▸ ABOUT THIS EXERCISE
Below are entries; tally how many lines hold the string "persona" and answer with only that figure.

▸ RECORDS SUPPLIED
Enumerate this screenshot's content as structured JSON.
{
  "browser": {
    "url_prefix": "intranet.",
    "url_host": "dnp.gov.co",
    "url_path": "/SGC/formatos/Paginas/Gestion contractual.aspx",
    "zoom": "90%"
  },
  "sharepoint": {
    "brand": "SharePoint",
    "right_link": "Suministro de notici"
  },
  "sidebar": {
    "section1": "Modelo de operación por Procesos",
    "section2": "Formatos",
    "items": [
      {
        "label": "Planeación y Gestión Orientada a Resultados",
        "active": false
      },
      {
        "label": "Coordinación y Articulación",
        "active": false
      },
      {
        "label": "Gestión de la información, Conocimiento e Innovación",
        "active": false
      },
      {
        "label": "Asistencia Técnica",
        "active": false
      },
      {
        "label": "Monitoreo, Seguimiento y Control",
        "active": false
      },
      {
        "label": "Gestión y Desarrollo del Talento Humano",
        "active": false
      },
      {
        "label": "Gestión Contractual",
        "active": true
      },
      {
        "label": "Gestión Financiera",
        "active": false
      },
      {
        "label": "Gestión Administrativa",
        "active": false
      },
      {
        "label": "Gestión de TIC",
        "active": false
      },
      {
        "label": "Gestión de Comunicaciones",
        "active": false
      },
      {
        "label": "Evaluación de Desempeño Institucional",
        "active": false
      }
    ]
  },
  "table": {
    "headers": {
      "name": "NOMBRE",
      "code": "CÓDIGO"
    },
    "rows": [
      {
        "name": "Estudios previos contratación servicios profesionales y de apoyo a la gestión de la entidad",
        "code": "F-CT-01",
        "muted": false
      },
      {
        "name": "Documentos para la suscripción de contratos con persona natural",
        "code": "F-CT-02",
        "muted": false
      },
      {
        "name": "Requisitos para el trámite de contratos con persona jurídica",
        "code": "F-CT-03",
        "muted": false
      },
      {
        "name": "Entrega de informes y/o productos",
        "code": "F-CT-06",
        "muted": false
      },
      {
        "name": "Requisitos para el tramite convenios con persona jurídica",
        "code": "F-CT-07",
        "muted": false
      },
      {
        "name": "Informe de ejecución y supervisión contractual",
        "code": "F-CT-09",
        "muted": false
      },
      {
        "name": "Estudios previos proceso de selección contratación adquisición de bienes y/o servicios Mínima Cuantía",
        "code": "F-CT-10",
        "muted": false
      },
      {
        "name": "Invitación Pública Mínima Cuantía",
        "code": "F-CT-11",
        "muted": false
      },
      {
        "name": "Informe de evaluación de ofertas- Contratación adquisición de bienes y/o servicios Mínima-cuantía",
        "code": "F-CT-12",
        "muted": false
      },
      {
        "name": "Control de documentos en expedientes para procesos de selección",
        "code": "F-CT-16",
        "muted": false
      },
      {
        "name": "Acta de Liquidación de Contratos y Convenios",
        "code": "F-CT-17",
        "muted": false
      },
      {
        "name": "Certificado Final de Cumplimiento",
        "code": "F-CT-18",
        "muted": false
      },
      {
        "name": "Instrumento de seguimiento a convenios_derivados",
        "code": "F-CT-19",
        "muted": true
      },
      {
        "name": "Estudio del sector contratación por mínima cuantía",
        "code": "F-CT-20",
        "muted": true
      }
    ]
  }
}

▸ ANSWER
3